Just because something worked last week doesn't mean it's going to work next week. Our concept of leadership continually evolves as we as a species evolve. Just think about some of the Industrial Age practices that emerged from the early studies of leadership in the days of Fordism and Taylorism. The principles applied then are unrecognizable to the current philosophies around meaning, mindfulness, and authenticity. You never stop evolving as a leader. You constantly need to tweak, change and sometimes abandon your methods.

If you've recently hit a wall in your own leadership approach, let me suggest nine alternative ways to be a better leader. Feel free to try these out, to play with them and ultimately to take what's useful and leave the rest.

1. Share their purpose not their goals.

Find out from your people why it is that they do what they do every day. Building a strong understanding of your collective purpose helps your team gain clarity on the motivations for why they act, behave and interact with each other on a daily basis.

2. Teach them how to make good decisions and leave them to it.

Instituting a shared decision-making process and allowing your team to work through that process without your interference builds a culture of accountability and ownership that will develop them and take more off your plate.

3. Be a coach not a boss.

Providing advice, guidance, and support to your direct reports on the decisions they make and letting them know you have their back allows them to take more controlled risks which prevents your team from getting stagnant.

4. Get evaluated by your peers.

Asking for feedback from those leaders who operate at the same level of the organization as you will give you an insight not otherwise provided by your boss or your team. It can help you see the blind spots in your own leadership skill set.

5. Have your team tell stories.

In the world of big data, we're losing the value of anecdote and narrative. Offering the floor to tell stories of success and failure provides inspiration and guidance in a way that a metric never will.

6. Ask your team what they feel, not what they think.

Too often we try to take emotion out of leadership for fear that it clouds our judgment.

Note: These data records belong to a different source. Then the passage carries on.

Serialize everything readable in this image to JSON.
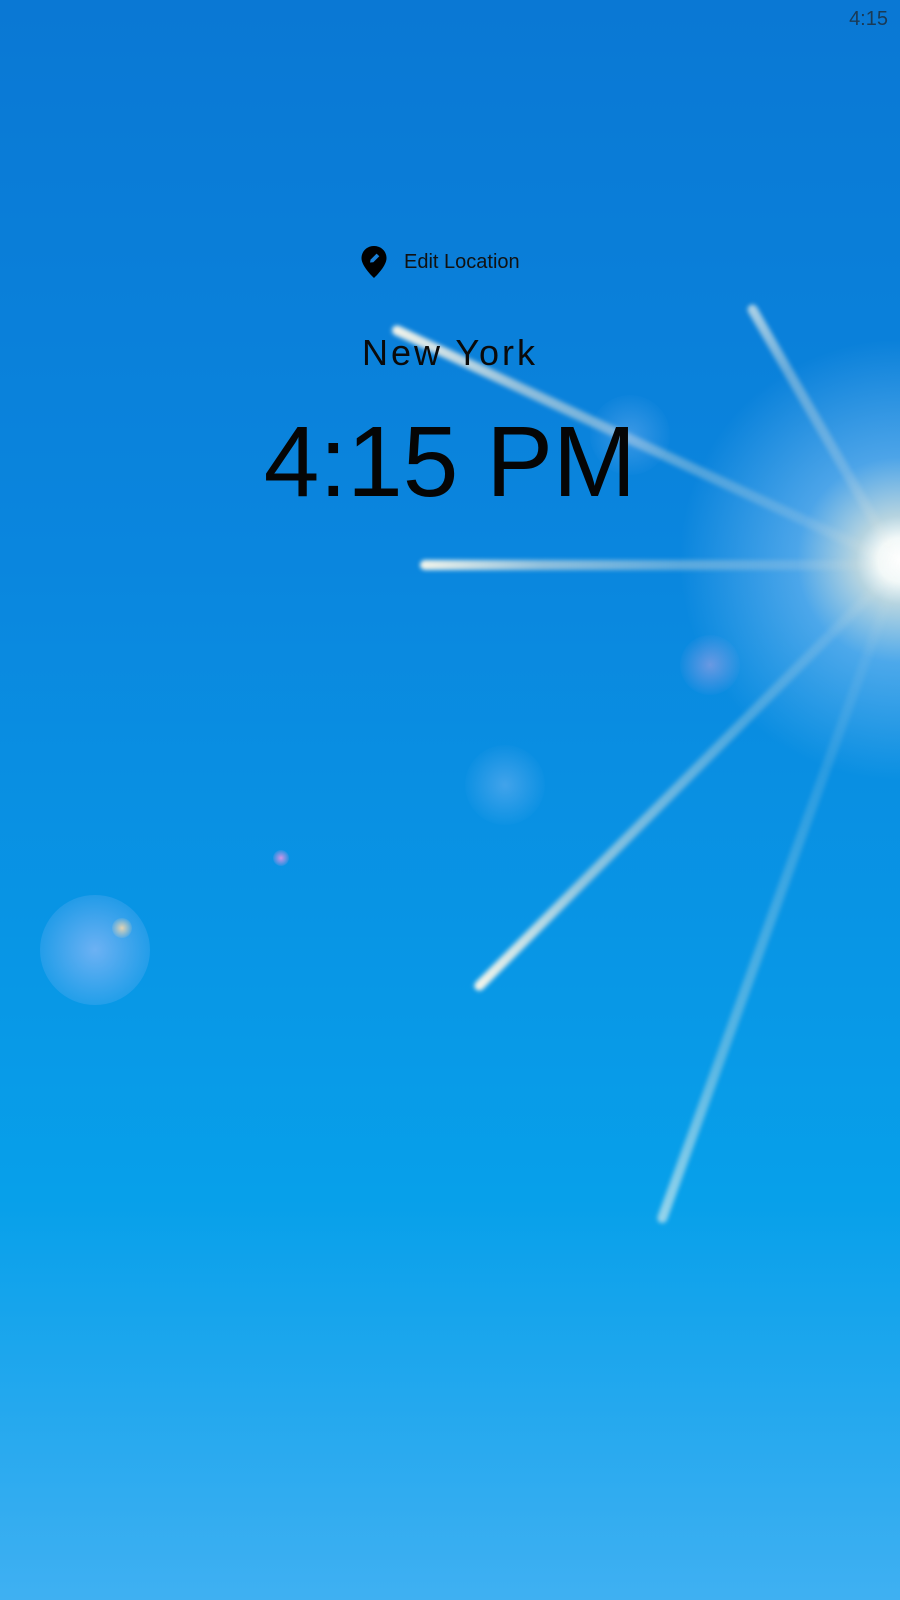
{
  "status_bar": {
    "time": "4:15"
  },
  "location": {
    "edit_label": "Edit Location",
    "icon": "location-pin-edit-icon",
    "city": "New York",
    "time": "4:15 PM"
  },
  "colors": {
    "sky_top": "#0a78d4",
    "sky_bottom": "#3fb0f2",
    "text": "#000000"
  }
}
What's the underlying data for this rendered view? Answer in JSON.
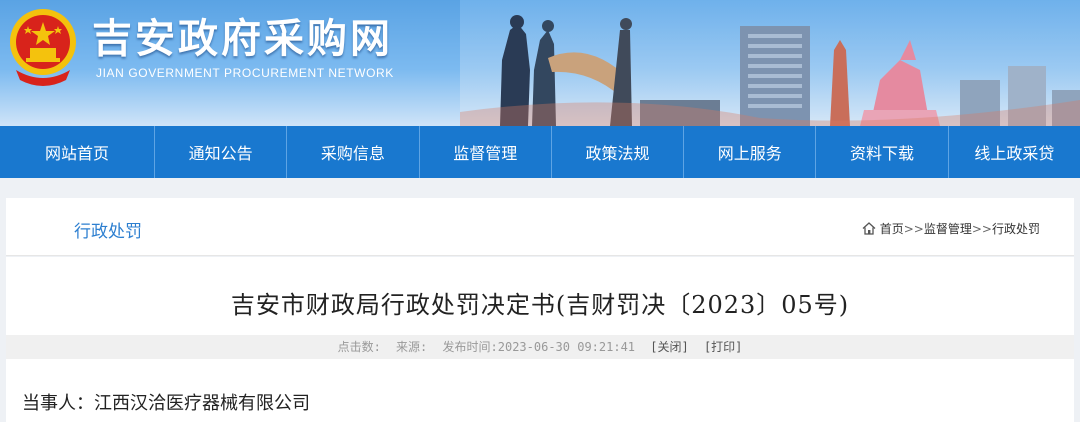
{
  "header": {
    "title": "吉安政府采购网",
    "subtitle": "JIAN GOVERNMENT PROCUREMENT NETWORK",
    "emblem_icon": "national-emblem-icon",
    "colors": {
      "banner_top": "#5aa3e4",
      "nav": "#1978cf"
    }
  },
  "nav": {
    "items": [
      {
        "label": "网站首页"
      },
      {
        "label": "通知公告"
      },
      {
        "label": "采购信息"
      },
      {
        "label": "监督管理"
      },
      {
        "label": "政策法规"
      },
      {
        "label": "网上服务"
      },
      {
        "label": "资料下载"
      },
      {
        "label": "线上政采贷"
      }
    ]
  },
  "section": {
    "title": "行政处罚"
  },
  "breadcrumb": {
    "home_icon": "home-icon",
    "home": "首页",
    "sep1": ">>",
    "level1": "监督管理",
    "sep2": ">>",
    "level2": "行政处罚"
  },
  "article": {
    "title": "吉安市财政局行政处罚决定书(吉财罚决〔2023〕05号)",
    "meta": {
      "clicks_label": "点击数:",
      "source_label": "来源:",
      "publish_label": "发布时间:",
      "publish_time": "2023-06-30 09:21:41",
      "close": "[关闭]",
      "print": "[打印]"
    },
    "party_line": "当事人：江西汉洽医疗器械有限公司"
  }
}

As a result, we (and those who work for us) are prone to bottle up valuable emotions until one day they come out in often unhealthy ways. You don't lead in a science lab. Emotions can help steer decisions in a more valuable way if they're treated appropriately.

7. Care, truly care.

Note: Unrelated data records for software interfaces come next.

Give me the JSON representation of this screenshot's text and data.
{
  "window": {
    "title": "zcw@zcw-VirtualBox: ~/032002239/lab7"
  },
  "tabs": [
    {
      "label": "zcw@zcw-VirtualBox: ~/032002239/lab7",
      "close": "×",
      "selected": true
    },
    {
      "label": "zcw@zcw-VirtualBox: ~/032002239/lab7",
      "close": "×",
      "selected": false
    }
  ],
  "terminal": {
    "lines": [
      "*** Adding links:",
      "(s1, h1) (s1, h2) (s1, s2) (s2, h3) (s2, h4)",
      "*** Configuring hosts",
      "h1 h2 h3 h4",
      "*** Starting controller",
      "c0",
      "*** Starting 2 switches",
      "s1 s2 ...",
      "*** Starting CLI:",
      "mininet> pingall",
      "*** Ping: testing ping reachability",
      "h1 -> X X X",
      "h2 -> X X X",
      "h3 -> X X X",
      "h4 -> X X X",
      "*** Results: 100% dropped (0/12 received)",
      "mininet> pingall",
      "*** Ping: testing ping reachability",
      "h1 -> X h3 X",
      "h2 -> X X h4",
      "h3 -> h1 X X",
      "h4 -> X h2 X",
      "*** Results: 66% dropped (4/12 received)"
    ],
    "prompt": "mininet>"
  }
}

Care about your team, your customers and your community. Chances are you spend more time at work than you do with your own family. The actions you take on a daily basis can have a profound impact on a wide range of individuals and groups. So build empathy for them.

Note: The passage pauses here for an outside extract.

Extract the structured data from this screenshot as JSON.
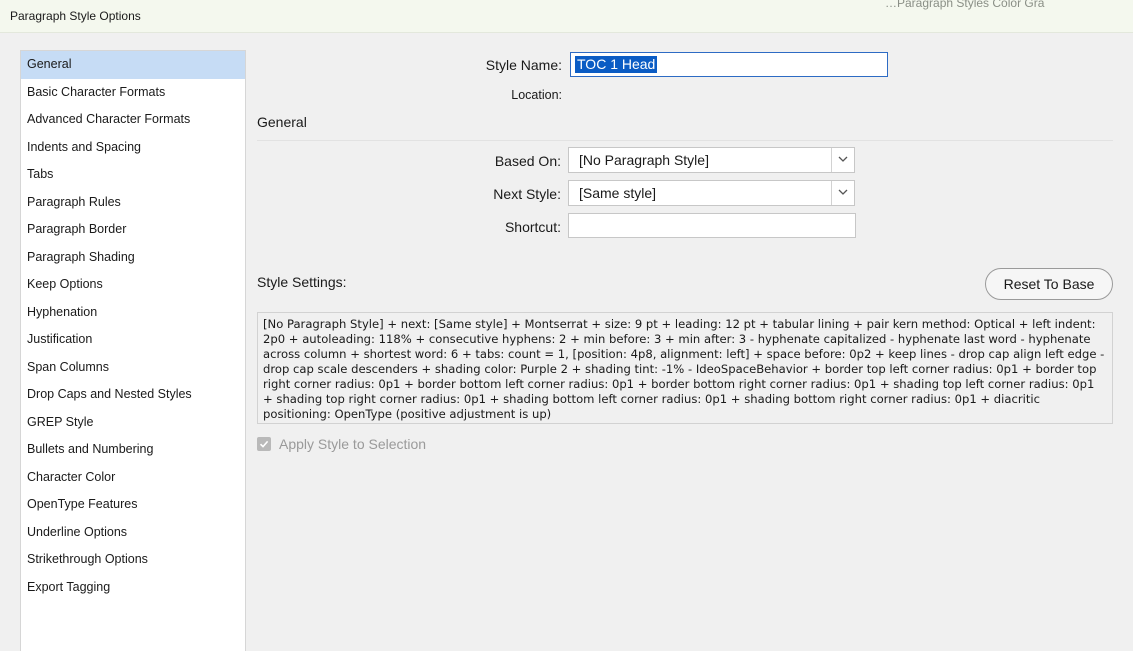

8. Take your team outside.

Fresh air, sunshine, and nature stimulate a part of your brain that is kept on mute when you're working in a stale office environment. Encourage your team to take meetings outside and see if you can find a creative solution to your current challenges.

9. When someone brings a problem, start by asking the question "what do you suggest?"

Have your team take control of their own challenges by stopping your rush to judgment. Allow them the freedom of the direction they're going in and be there to support them as they take a chance.